Workers cutting chicken fat, bone and cartilage eight hours a day at a Delaware poultry plant are suffering musculoskeletal injuries caused by their jobs, an Occupational Safety and Health Administration (OSHA) inspection found.
Following the inspection at Allen Harim Foods’ Harbeson, DE, plant, OSHA cited the company for exposing employees on the debone line to musculoskeletal disorder hazards.

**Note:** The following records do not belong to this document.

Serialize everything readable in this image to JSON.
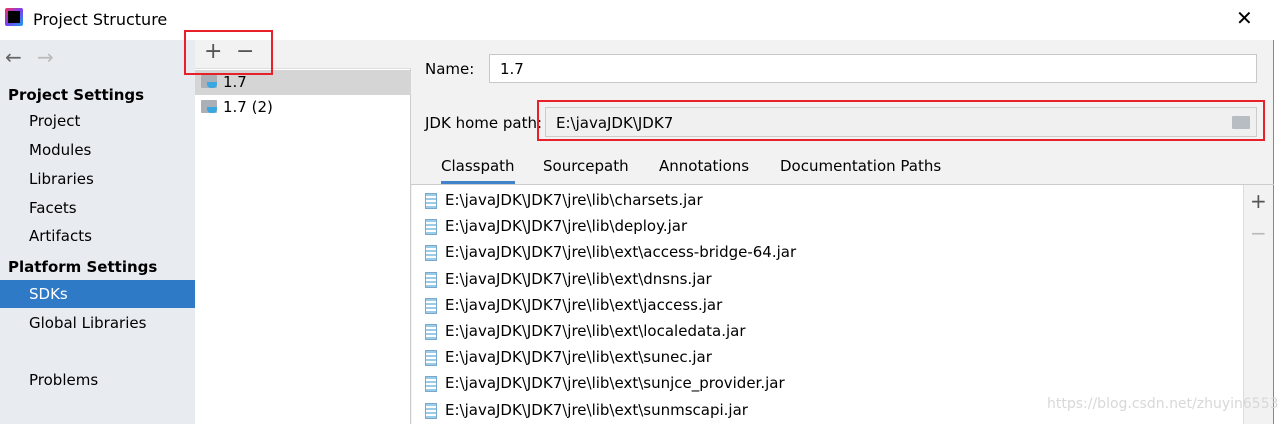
{
  "window": {
    "title": "Project Structure",
    "close_icon": "close-icon"
  },
  "sidebar": {
    "project_settings": "Project Settings",
    "project_items": [
      "Project",
      "Modules",
      "Libraries",
      "Facets",
      "Artifacts"
    ],
    "platform_settings": "Platform Settings",
    "platform_items": [
      "SDKs",
      "Global Libraries"
    ],
    "selected": "SDKs",
    "problems": "Problems"
  },
  "sdk_list": {
    "add": "+",
    "remove": "−",
    "items": [
      "1.7",
      "1.7 (2)"
    ],
    "selected": "1.7"
  },
  "detail": {
    "name_label": "Name:",
    "name_value": "1.7",
    "jdk_label": "JDK home path:",
    "jdk_value": "E:\\javaJDK\\JDK7",
    "tabs": [
      "Classpath",
      "Sourcepath",
      "Annotations",
      "Documentation Paths"
    ],
    "selected_tab": "Classpath",
    "classpath": [
      "E:\\javaJDK\\JDK7\\jre\\lib\\charsets.jar",
      "E:\\javaJDK\\JDK7\\jre\\lib\\deploy.jar",
      "E:\\javaJDK\\JDK7\\jre\\lib\\ext\\access-bridge-64.jar",
      "E:\\javaJDK\\JDK7\\jre\\lib\\ext\\dnsns.jar",
      "E:\\javaJDK\\JDK7\\jre\\lib\\ext\\jaccess.jar",
      "E:\\javaJDK\\JDK7\\jre\\lib\\ext\\localedata.jar",
      "E:\\javaJDK\\JDK7\\jre\\lib\\ext\\sunec.jar",
      "E:\\javaJDK\\JDK7\\jre\\lib\\ext\\sunjce_provider.jar",
      "E:\\javaJDK\\JDK7\\jre\\lib\\ext\\sunmscapi.jar"
    ],
    "add": "+",
    "remove": "−"
  },
  "watermark": "https://blog.csdn.net/zhuyin6553",
  "colors": {
    "selection": "#2f7ac6",
    "highlight_box": "#e8202a",
    "tab_underline": "#4083c9"
  }
}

The agency determined that workers performed prolonged, repetitive and forceful tasks without controls in place to prevent injuries.
“Musculoskeletal injuries caused by these hazards in poultry plants are too common,” said Assistant Secretary of Labor for Occupational Safety and Health Dr. David Michaels. “These types of injuries can be prevented by implementing appropriate engineering and administrative controls in the workplace, and when they occur, they must be treated early with appropriate medical care to prevent the illness from progressing.”

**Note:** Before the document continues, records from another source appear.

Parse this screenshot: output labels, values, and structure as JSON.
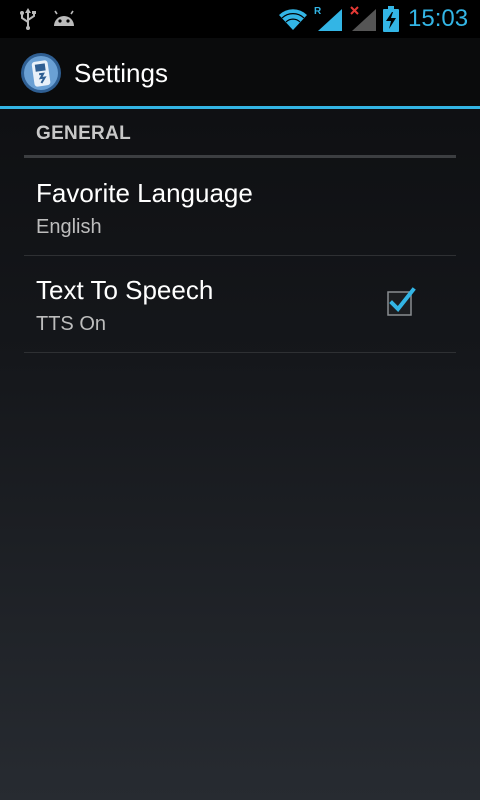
{
  "status_bar": {
    "time": "15:03",
    "roaming_indicator": "R",
    "icons": [
      "usb-icon",
      "android-icon",
      "wifi-icon",
      "signal-icon",
      "no-signal-icon",
      "battery-charging-icon"
    ]
  },
  "action_bar": {
    "title": "Settings",
    "app_icon": "app-icon"
  },
  "section": {
    "header": "GENERAL"
  },
  "preferences": [
    {
      "title": "Favorite Language",
      "summary": "English"
    },
    {
      "title": "Text To Speech",
      "summary": "TTS On",
      "checked": true
    }
  ],
  "colors": {
    "accent": "#33b5e5",
    "background": "#16181c",
    "text_primary": "#ffffff",
    "text_secondary": "#bdbdbd"
  }
}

In addition to the serious citation for the company’s failure to address the musculoskeletal disorder hazards, OSHA issued serious citations for failing to designate emergency exits properly and to ensure employees received training related to machinery that could unexpectedly start up during service and maintenance.
OSHA cited Allen Harim Foods for nine violations, totaling $38,000.
“The combination of musculoskeletal disorder hazards, lack of proper medical treatment for musculoskeletal disorders and underreporting of injuries at this plant must be addressed by the company,” said Erin Patterson, director of OSHA’s Wilmington office. “Workers should not have to work in pain, especially when these injuries are preventable.”
Headquartered in Seaford, Allen Harim Foods has 1,600 employees, with 960 workers at the Harbeson plant. In addition to the Harbeson facility, the company operates a poultry-processing plant in Cordova, MD; breeding operations in Liberty, NC, and hatcheries and a feed mill in Dagsboro and Seaford.